An early mentor, cell biologist Cheryll Tickle, now at the University of Bath, said Farrar threw himself into the work. He “produced data of very high quality,” she said in an email.
After completing his medical degree at University College London, Farrar did a residency in neurology at the University of Edinburgh. He then completed a PhD at Oxford in neuroimmunology.
At age 34, though, his life abruptly pivoted. He was giving a talk at a neurology conference toward the end of his PhD program. Looking out at the audience, he realized this wasn’t what he wanted to do with his life.
Back at Oxford he learned the Vietnam research program was in need of a director. Off he went.
The intersection of neurology and infectious diseases is a more natural one than you might think, Farrar insisted, noting many of the infectious diseases the hospital was treating had neurological symptoms.
One of his mentors in medical school had taught him that where two specialties intersect can be a fruitful learning space. Farrar found that to be true in Vietnam.
He was there when Vietnam got its first cases of the disease that became known as SARS; a colleague, the WHO’s Dr. Carlo Urbani, alerted the world that a new disease was responsible for the wave of severe pneumonias that spread from China. Urbani lost his life to SARS.
Nine months later, several young children in Vietnam became sick and died after burying a pet chicken. Everyone thought it was the return of SARS. Instead, it was the highly virulent H5N1 bird flu, which over the next few years decimated poultry flocks and killed several hundred people in Southeast Asia.
Containment efforts focused on culling infected flocks, which taught Farrar a lesson that still resonates: Outbreaks aren’t just about the devastation a disease can do to a person, but the damage response measures can inflict.
Compensation paid to farmers who were having their chickens seized was a fraction of the value of the birds.

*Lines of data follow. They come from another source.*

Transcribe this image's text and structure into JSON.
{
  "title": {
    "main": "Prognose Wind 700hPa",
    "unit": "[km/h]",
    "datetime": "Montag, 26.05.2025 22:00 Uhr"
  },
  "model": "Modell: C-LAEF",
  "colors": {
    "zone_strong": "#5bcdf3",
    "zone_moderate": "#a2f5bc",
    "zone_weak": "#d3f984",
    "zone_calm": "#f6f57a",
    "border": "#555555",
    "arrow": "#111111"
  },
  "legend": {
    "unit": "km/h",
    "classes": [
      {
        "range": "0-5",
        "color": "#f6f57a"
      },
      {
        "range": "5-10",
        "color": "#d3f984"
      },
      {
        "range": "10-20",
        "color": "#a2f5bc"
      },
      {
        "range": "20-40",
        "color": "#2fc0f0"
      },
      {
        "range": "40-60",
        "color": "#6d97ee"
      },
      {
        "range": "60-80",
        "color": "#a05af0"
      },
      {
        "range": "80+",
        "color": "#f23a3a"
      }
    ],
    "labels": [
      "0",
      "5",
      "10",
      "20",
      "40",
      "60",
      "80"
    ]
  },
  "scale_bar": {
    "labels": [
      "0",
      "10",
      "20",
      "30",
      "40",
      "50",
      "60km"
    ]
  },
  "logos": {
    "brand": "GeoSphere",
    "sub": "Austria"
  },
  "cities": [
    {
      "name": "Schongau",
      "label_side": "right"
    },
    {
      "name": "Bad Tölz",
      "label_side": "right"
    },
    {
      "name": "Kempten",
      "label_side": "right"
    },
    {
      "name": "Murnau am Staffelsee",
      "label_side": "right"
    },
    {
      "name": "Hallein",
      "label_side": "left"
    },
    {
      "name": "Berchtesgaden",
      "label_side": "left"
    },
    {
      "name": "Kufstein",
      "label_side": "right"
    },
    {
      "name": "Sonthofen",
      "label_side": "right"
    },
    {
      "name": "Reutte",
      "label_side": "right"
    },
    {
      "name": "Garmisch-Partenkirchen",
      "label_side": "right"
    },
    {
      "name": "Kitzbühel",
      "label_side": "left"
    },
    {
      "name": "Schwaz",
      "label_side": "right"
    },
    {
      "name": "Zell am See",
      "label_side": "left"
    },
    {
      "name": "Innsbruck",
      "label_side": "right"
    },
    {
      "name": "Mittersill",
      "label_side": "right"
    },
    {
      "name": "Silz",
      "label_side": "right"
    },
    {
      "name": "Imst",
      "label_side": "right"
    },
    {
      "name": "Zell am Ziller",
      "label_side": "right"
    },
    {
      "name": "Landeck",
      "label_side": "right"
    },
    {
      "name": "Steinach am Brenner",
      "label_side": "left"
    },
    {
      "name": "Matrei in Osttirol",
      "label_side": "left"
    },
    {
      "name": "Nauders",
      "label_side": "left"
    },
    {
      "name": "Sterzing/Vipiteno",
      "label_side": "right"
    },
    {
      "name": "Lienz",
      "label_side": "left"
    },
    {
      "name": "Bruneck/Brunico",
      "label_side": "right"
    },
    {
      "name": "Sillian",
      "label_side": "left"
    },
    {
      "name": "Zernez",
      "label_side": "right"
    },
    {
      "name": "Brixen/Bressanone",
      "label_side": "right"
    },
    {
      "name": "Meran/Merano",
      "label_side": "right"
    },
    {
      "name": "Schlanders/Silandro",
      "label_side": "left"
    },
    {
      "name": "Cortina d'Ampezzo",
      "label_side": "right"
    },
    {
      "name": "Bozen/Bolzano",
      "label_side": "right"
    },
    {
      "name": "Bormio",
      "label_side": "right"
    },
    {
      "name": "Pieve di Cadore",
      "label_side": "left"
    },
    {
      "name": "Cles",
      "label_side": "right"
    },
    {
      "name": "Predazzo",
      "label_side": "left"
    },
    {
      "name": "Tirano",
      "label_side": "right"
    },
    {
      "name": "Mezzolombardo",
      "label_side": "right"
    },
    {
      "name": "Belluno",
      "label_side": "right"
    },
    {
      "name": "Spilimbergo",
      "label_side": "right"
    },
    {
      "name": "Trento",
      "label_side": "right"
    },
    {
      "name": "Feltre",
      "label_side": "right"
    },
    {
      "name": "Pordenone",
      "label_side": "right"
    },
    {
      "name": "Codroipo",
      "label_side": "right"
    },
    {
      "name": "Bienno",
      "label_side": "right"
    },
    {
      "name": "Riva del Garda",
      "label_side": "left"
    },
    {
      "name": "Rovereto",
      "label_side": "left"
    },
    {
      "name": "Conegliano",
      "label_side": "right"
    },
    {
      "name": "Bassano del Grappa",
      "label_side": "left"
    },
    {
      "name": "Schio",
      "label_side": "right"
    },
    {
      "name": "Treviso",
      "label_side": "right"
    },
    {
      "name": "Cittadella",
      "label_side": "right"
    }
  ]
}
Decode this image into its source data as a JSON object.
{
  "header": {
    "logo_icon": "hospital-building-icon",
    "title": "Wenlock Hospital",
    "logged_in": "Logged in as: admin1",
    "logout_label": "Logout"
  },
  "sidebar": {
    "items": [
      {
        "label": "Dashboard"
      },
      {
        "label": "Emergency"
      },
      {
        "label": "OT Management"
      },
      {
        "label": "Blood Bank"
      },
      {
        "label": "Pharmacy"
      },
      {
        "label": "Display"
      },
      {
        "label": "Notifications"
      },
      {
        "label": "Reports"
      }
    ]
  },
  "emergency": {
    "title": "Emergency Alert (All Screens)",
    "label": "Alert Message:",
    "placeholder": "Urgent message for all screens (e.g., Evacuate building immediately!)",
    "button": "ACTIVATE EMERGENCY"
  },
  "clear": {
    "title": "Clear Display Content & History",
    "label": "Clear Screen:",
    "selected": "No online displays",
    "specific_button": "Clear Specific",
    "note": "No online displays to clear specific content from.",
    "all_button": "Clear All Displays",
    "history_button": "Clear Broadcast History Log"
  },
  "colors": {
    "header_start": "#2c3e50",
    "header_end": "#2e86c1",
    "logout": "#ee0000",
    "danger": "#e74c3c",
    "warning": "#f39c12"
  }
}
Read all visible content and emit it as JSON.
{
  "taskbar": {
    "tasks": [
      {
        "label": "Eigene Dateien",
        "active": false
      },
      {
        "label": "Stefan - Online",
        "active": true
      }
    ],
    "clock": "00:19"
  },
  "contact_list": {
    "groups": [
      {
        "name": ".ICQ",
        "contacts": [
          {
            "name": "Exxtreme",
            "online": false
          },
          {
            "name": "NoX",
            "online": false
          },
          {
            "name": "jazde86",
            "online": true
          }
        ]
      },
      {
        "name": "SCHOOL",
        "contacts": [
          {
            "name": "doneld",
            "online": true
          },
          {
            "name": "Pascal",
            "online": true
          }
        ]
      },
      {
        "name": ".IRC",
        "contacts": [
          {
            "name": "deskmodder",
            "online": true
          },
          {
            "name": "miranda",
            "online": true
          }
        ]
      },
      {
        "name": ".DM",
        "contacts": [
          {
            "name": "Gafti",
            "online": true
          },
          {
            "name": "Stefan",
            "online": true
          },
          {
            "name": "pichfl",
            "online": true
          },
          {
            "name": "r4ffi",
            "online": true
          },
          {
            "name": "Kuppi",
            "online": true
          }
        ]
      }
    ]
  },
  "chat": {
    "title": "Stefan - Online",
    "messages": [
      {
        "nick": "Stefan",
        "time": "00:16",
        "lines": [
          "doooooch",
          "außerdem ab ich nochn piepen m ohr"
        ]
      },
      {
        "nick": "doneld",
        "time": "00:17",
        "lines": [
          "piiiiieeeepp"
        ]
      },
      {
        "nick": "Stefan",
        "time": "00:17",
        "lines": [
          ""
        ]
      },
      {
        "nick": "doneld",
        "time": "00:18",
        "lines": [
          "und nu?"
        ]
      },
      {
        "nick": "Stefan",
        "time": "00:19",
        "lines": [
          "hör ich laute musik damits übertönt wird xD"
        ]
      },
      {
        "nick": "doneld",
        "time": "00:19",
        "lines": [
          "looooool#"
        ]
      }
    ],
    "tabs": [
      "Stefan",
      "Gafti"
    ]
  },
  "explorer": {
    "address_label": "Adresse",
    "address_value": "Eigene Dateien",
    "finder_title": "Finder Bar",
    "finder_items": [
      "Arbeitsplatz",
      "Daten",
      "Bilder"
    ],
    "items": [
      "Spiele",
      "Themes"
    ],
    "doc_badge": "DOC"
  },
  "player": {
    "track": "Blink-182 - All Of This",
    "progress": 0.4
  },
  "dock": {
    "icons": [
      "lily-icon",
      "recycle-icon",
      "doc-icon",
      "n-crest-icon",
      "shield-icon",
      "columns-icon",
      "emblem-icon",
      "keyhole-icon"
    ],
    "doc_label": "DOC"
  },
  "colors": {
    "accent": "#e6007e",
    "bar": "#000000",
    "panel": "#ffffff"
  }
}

Infected poultry was moved and sold, spreading the deadly virus.
Unintended consequences are a fixture of epidemic responses, Farrar said, arguing that focusing on the broader picture is critical.
“We risk making interventions in one sphere without considering the consequences for the other sphere,” he said. “And as a result, you’ll get it wrong.”
In his role at the head of the Wellcome Trust, Farrar wants the charity — which, under his predecessor, devoted 25 percent of its grant funding to international research — to be even more global.
He is also keen on partnerships and good at forging them.
Dr. Frederick Hayden, a virologist at the University of Virginia, has worked for a decade with Farrar, dating back to the mid-2000s when they developed a research network in Southeast Asia to study influenza.
Later, when Hayden wanted to set up something with broader reach — the International Severe Acute Respiratory and Emerging Infection Consortium — Farrar was one of the first people he approached. “He’s a natural leader,” said Hayden. “But he also has that rare ability to step back and let other people take the lead when necessary — and also take the credit.”